TRY IT:
The entries must be restated exactly as written.
═══ DATA FOR THIS TASK
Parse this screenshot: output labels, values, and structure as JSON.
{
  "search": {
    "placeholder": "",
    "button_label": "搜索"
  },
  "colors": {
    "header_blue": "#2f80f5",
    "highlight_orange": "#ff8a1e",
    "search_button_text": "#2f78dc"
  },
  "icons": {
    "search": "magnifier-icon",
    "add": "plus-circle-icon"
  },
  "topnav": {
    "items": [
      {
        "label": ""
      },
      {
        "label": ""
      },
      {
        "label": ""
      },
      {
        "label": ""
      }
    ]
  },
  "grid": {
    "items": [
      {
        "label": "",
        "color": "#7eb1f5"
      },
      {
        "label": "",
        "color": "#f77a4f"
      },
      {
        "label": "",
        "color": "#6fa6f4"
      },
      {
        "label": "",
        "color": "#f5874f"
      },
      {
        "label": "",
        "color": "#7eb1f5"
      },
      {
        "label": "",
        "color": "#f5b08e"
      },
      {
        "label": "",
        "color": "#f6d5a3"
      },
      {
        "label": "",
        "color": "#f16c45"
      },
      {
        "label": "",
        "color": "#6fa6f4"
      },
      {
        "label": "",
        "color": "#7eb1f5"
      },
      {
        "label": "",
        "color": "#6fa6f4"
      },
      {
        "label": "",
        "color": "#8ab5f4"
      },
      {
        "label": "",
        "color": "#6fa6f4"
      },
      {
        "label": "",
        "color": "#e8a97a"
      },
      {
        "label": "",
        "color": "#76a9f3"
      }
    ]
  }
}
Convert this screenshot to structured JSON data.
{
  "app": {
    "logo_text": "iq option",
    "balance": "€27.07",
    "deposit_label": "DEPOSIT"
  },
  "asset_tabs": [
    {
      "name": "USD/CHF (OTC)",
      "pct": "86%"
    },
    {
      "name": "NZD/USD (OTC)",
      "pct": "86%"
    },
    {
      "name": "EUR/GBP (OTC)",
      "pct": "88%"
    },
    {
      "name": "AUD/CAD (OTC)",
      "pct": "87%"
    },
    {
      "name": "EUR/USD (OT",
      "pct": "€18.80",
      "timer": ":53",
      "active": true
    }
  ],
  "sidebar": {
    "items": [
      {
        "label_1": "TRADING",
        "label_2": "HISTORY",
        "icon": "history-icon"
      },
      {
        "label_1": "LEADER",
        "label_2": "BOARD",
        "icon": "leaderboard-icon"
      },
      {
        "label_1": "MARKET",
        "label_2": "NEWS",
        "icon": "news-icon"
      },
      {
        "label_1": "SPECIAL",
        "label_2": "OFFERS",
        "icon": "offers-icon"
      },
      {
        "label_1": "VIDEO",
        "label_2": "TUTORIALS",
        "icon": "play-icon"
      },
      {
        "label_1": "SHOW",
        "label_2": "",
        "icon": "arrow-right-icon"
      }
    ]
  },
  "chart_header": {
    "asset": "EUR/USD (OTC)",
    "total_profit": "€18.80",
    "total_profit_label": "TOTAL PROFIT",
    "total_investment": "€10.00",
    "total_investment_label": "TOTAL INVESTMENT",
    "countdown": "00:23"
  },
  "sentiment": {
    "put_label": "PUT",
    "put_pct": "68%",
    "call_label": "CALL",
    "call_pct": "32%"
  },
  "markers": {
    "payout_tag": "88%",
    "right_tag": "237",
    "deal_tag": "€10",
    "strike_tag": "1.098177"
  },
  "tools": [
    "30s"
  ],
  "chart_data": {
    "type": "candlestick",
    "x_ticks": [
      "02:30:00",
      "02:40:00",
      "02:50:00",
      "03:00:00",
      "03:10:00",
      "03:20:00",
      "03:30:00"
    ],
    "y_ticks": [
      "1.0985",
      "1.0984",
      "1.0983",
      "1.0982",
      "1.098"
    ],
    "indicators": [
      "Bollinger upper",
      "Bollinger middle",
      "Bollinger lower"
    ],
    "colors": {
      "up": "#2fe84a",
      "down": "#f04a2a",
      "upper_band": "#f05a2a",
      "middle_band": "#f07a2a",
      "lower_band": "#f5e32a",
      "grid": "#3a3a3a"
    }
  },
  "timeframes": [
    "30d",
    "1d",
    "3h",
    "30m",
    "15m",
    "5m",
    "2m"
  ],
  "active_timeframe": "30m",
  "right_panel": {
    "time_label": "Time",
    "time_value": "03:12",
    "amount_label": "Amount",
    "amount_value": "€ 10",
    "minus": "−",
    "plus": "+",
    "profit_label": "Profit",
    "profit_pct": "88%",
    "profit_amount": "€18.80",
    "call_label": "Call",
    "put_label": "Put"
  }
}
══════
RESULT:
Parse this screenshot: output labels, values, and structure as JSON.
{
  "search": {
    "placeholder": "",
    "button_label": "搜索"
  },
  "colors": {
    "header_blue": "#2f80f5",
    "highlight_orange": "#ff8a1e",
    "search_button_text": "#2f78dc"
  },
  "icons": {
    "search": "magnifier-icon",
    "add": "plus-circle-icon"
  },
  "topnav": {
    "items": [
      {
        "label": ""
      },
      {
        "label": ""
      },
      {
        "label": ""
      },
      {
        "label": ""
      }
    ]
  },
  "grid": {
    "items": [
      {
        "label": "",
        "color": "#7eb1f5"
      },
      {
        "label": "",
        "color": "#f77a4f"
      },
      {
        "label": "",
        "color": "#6fa6f4"
      },
      {
        "label": "",
        "color": "#f5874f"
      },
      {
        "label": "",
        "color": "#7eb1f5"
      },
      {
        "label": "",
        "color": "#f5b08e"
      },
      {
        "label": "",
        "color": "#f6d5a3"
      },
      {
        "label": "",
        "color": "#f16c45"
      },
      {
        "label": "",
        "color": "#6fa6f4"
      },
      {
        "label": "",
        "color": "#7eb1f5"
      },
      {
        "label": "",
        "color": "#6fa6f4"
      },
      {
        "label": "",
        "color": "#8ab5f4"
      },
      {
        "label": "",
        "color": "#6fa6f4"
      },
      {
        "label": "",
        "color": "#e8a97a"
      },
      {
        "label": "",
        "color": "#76a9f3"
      }
    ]
  }
}
Convert this screenshot to structured JSON data.
{
  "app": {
    "logo_text": "iq option",
    "balance": "€27.07",
    "deposit_label": "DEPOSIT"
  },
  "asset_tabs": [
    {
      "name": "USD/CHF (OTC)",
      "pct": "86%"
    },
    {
      "name": "NZD/USD (OTC)",
      "pct": "86%"
    },
    {
      "name": "EUR/GBP (OTC)",
      "pct": "88%"
    },
    {
      "name": "AUD/CAD (OTC)",
      "pct": "87%"
    },
    {
      "name": "EUR/USD (OT",
      "pct": "€18.80",
      "timer": ":53",
      "active": true
    }
  ],
  "sidebar": {
    "items": [
      {
        "label_1": "TRADING",
        "label_2": "HISTORY",
        "icon": "history-icon"
      },
      {
        "label_1": "LEADER",
        "label_2": "BOARD",
        "icon": "leaderboard-icon"
      },
      {
        "label_1": "MARKET",
        "label_2": "NEWS",
        "icon": "news-icon"
      },
      {
        "label_1": "SPECIAL",
        "label_2": "OFFERS",
        "icon": "offers-icon"
      },
      {
        "label_1": "VIDEO",
        "label_2": "TUTORIALS",
        "icon": "play-icon"
      },
      {
        "label_1": "SHOW",
        "label_2": "",
        "icon": "arrow-right-icon"
      }
    ]
  },
  "chart_header": {
    "asset": "EUR/USD (OTC)",
    "total_profit": "€18.80",
    "total_profit_label": "TOTAL PROFIT",
    "total_investment": "€10.00",
    "total_investment_label": "TOTAL INVESTMENT",
    "countdown": "00:23"
  },
  "sentiment": {
    "put_label": "PUT",
    "put_pct": "68%",
    "call_label": "CALL",
    "call_pct": "32%"
  },
  "markers": {
    "payout_tag": "88%",
    "right_tag": "237",
    "deal_tag": "€10",
    "strike_tag": "1.098177"
  },
  "tools": [
    "30s"
  ],
  "chart_data": {
    "type": "candlestick",
    "x_ticks": [
      "02:30:00",
      "02:40:00",
      "02:50:00",
      "03:00:00",
      "03:10:00",
      "03:20:00",
      "03:30:00"
    ],
    "y_ticks": [
      "1.0985",
      "1.0984",
      "1.0983",
      "1.0982",
      "1.098"
    ],
    "indicators": [
      "Bollinger upper",
      "Bollinger middle",
      "Bollinger lower"
    ],
    "colors": {
      "up": "#2fe84a",
      "down": "#f04a2a",
      "upper_band": "#f05a2a",
      "middle_band": "#f07a2a",
      "lower_band": "#f5e32a",
      "grid": "#3a3a3a"
    }
  },
  "timeframes": [
    "30d",
    "1d",
    "3h",
    "30m",
    "15m",
    "5m",
    "2m"
  ],
  "active_timeframe": "30m",
  "right_panel": {
    "time_label": "Time",
    "time_value": "03:12",
    "amount_label": "Amount",
    "amount_value": "€ 10",
    "minus": "−",
    "plus": "+",
    "profit_label": "Profit",
    "profit_pct": "88%",
    "profit_amount": "€18.80",
    "call_label": "Call",
    "put_label": "Put"
  }
}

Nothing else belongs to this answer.